Make Your Own Worm Composter
We need to do some major reorganizing of kitchen and garden. It's got to where the bottom of the fridge is our place to keep scraps until they can be taken to the garden area. Especially with hubby temporarily out of commission.
Just found this and wanted to share. The first link has everything anyone needs to know about worm composting except how to build your own. The second has printable plans and pictures of a make your own self-sorting stackable bin that will handle even the scraps and peels of raw vegans. Now that¬ís a mouthful.
Vermicomposting is composting with worms - and red wigglers are the ideal species. Worm composting is superior to regular composting because of the nutrient-rich soil and tea that are produced as a byproduct of this specialized composting process. Worm composting is simple, hassle-free, it can be done indoors or outdoors, and it's is odour-free.
Just like other animals, worms need a comfortable place to live. It's easy to make bedding, the material worms live in. Just collect and mix together shredded leaves, shredded newspaper and cardboard, peat, moss, shredded straw, chopped-up old hay, dried grass clippings and old manure. The bedding in your new worm bin will gradually assimilate with the food and will eventually mix with the worm castings to become nutrient-rich worm soil. All Things Organic has many types of bins to choose from, and all the red wigglers and bedding you need to get started.
Organic Worm composting is an incredibly efficient way to convert kitchen scraps into nutrient-rich compost for your garden. But sorting out the undigested scraps can be messy and inconvenient. The Worm Factory automatically separates food scraps from finished compost. Simply fill the bottom tray with red wiggler worms, bedding and food scraps. As the worms finish digesting, they will migrate upward into the tray above, leaving rich castings behind.
In full operation, the Worm Factory houses 10,000 to 12,000 worms, consumes 5 to 8 pounds of food a day, allowing you to harvest a full try of castings per month. Each Worm Factory comes with full instructions and everything you need to get started. The Worm Factory is made in the U.S.A., constructed from high quality recycled plastic, with a limited 5 year warranty on materials and workmanship. It is very simple to assemble and can be stored in or outside.
Just about any container will work as a worm bin. We've seen bins made from and old dresser drawer, from a night stand and from an army ammo box. A bathtub or utility sink will also work fine as a worm bin. - www.allthingsorganic.com
John Longfellow of Klickitat County Solid Waste is co-designer of the OSCR Jr., a stacking tray design worm bin made from three ordinary 16" x 24" plastic totes stacked together. - Worm Bin Plans
I think composting is awesome, and I've known happy urban vermicomposters.
For me if I was in the city and in an apartment, I think I would just buy one of the already made ones, and I'd do a little checking to see which ones are good. I wouldn't want any red wrigglers wriggling their way out.

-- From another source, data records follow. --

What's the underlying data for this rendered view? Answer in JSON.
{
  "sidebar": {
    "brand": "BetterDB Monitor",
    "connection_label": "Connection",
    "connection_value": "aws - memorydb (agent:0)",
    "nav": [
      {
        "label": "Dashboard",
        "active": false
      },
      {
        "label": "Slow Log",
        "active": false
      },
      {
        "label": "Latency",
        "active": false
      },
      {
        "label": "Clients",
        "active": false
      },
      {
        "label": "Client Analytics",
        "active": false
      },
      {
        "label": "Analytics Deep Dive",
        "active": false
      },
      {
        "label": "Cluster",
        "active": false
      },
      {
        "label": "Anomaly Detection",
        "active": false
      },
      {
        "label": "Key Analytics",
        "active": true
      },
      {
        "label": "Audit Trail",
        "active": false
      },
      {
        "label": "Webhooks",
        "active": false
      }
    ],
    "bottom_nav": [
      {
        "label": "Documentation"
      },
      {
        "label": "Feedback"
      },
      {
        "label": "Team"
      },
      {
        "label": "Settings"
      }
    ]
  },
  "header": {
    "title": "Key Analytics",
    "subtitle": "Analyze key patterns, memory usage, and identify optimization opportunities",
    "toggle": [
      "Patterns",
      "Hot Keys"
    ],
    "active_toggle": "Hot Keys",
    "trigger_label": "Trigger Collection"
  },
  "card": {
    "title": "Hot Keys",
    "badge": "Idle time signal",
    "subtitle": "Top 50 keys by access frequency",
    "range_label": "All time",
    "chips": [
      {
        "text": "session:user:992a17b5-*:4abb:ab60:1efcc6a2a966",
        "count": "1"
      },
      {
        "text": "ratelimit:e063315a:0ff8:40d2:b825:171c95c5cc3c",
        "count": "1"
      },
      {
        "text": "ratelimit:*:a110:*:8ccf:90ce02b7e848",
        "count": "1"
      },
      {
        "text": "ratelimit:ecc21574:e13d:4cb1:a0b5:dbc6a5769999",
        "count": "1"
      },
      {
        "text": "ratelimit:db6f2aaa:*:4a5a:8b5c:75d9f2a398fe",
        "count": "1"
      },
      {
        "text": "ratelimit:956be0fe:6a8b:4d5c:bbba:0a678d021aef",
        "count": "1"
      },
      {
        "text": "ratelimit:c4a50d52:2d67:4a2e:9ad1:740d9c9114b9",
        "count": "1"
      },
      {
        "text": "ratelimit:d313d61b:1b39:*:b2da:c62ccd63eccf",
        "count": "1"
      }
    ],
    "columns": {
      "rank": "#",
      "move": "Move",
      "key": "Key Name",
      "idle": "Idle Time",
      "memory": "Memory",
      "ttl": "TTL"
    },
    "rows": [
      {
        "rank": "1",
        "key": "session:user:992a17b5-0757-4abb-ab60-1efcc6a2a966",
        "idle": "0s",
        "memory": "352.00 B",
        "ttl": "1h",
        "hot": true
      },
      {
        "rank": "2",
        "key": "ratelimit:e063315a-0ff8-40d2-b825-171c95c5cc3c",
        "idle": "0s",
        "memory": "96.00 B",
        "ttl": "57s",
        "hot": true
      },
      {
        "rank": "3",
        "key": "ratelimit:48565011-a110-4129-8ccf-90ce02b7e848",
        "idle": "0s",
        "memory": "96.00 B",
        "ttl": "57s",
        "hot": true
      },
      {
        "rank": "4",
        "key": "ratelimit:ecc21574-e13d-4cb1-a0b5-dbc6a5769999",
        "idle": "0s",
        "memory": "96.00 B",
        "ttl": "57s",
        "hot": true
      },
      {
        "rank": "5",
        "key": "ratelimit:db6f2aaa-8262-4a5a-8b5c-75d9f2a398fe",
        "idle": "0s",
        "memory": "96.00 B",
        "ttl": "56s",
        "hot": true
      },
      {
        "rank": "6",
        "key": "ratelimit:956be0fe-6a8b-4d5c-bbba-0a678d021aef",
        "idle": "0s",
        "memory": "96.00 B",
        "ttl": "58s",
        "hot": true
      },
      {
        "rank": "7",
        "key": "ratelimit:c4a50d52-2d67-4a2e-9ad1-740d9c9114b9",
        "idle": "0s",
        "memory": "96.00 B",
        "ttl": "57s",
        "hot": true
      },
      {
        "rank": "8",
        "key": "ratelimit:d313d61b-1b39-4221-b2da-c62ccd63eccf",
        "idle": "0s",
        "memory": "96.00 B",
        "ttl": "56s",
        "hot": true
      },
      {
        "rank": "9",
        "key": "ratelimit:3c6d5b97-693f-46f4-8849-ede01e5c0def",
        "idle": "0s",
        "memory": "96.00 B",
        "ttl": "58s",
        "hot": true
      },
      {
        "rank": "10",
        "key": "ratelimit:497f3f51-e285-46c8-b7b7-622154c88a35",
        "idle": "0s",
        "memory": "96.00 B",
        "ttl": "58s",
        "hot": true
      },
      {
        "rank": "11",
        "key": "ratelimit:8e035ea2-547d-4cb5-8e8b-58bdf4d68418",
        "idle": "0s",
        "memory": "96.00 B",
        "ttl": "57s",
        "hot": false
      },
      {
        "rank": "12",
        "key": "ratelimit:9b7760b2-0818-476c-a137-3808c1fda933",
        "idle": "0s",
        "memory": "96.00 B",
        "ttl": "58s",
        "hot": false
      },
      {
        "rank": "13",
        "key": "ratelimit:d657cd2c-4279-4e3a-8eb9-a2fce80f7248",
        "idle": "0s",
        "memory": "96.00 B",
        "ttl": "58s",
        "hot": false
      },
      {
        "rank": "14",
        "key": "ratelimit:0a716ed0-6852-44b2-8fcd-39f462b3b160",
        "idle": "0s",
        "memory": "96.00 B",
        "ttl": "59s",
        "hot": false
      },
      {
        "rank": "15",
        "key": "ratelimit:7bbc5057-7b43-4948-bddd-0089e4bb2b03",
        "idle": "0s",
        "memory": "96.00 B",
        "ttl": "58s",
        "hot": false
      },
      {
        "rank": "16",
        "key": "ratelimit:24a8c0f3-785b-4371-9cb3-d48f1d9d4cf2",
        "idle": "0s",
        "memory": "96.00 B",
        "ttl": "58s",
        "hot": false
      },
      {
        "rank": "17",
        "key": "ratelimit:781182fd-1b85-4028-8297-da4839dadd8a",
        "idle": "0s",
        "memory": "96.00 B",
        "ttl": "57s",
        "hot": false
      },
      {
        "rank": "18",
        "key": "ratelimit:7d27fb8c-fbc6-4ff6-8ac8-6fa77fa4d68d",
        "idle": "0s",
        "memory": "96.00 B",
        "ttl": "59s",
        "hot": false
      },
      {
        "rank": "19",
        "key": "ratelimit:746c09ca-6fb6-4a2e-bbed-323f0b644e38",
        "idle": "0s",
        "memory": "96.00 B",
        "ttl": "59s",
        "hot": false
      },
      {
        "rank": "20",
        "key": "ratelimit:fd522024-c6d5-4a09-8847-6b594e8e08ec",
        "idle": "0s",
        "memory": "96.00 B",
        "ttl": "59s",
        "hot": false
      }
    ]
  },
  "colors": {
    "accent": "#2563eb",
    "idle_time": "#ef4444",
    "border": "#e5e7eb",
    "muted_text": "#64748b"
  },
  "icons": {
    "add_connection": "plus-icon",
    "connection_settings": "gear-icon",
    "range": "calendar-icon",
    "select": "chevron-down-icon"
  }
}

My son did this in his apartment. He was quite successful and really enjoyed it. Then his wife had a baby and he ended up giving away the worms because they were too busy. Now that their son is approaching 2, they are talking about maybe doing it again.
If you have specific questions, I'd be happy to talk to him for you. He said it was easy. If I recall, he used shredded newspaper and the worms just multiplied like heck. Then you can sell them if you want to gardners (or fishermen if it doesnt creep you out)
By the way
He didn't buy anything special from one of those websites. He did his worms in a simple plastic bin like you buy at Walmart or Target. It worked fine. One of those bins with a lid. A shallow one. Maybe one foot tall.
Doe -- don't put these worms in the garden, they are not garden worms. They are manure worms. They do not do what other worms do. They will die in the garden. At least that is what I've read. There is lots of information on the web. Very interesting!
I have done it in the house in a plastic Rubbermade box. It was great, that is until the bugs took over. Don't know what they were, but there were millions, tiny little things flying all over. So I moved it to the garage, did great. Then I got too busy and ended up putting it in the garden compost pile. I have no idea it they are still there -- don't think so.
I am really wanting to get started again, as I know from experience that the worm castings were superior in starting seedlings. My only question is can I really get enough worms to handle all the scraps from my family of 7.
I will try!
Raw Food Talk is a friendly forum brought to you by Alissa Cohen. You can find various living & raw food diet
merchandise such as her new book or CD on her website at www.alissacohen.com
. The Raw Food Talk forum is a great place to meet friends, share raw recipes, find advice and more. The forum is broken into different categories. The "Raw & Living Foods Discussion"
is for general chat about the raw diet. The Recipes and Food Preparation
is where you can discuss and exchange vegan recipes, vegetarian recipes, & other raw recipes. "Exercise and Fitness While Raw"
is for advice, tips, training and more while you are on a raw diet. "Juicing, Sprouting, and Organic Gardening"
is for discussion related to juicing & juicers, sprouting, organic gardening & wild edible foods. "Raw Events and Classifieds"
is for posting events, products, and advertisements. These are just some of the different topics you will find being discussed in the Raw Food Talk forum. Come on in and meet some new friends.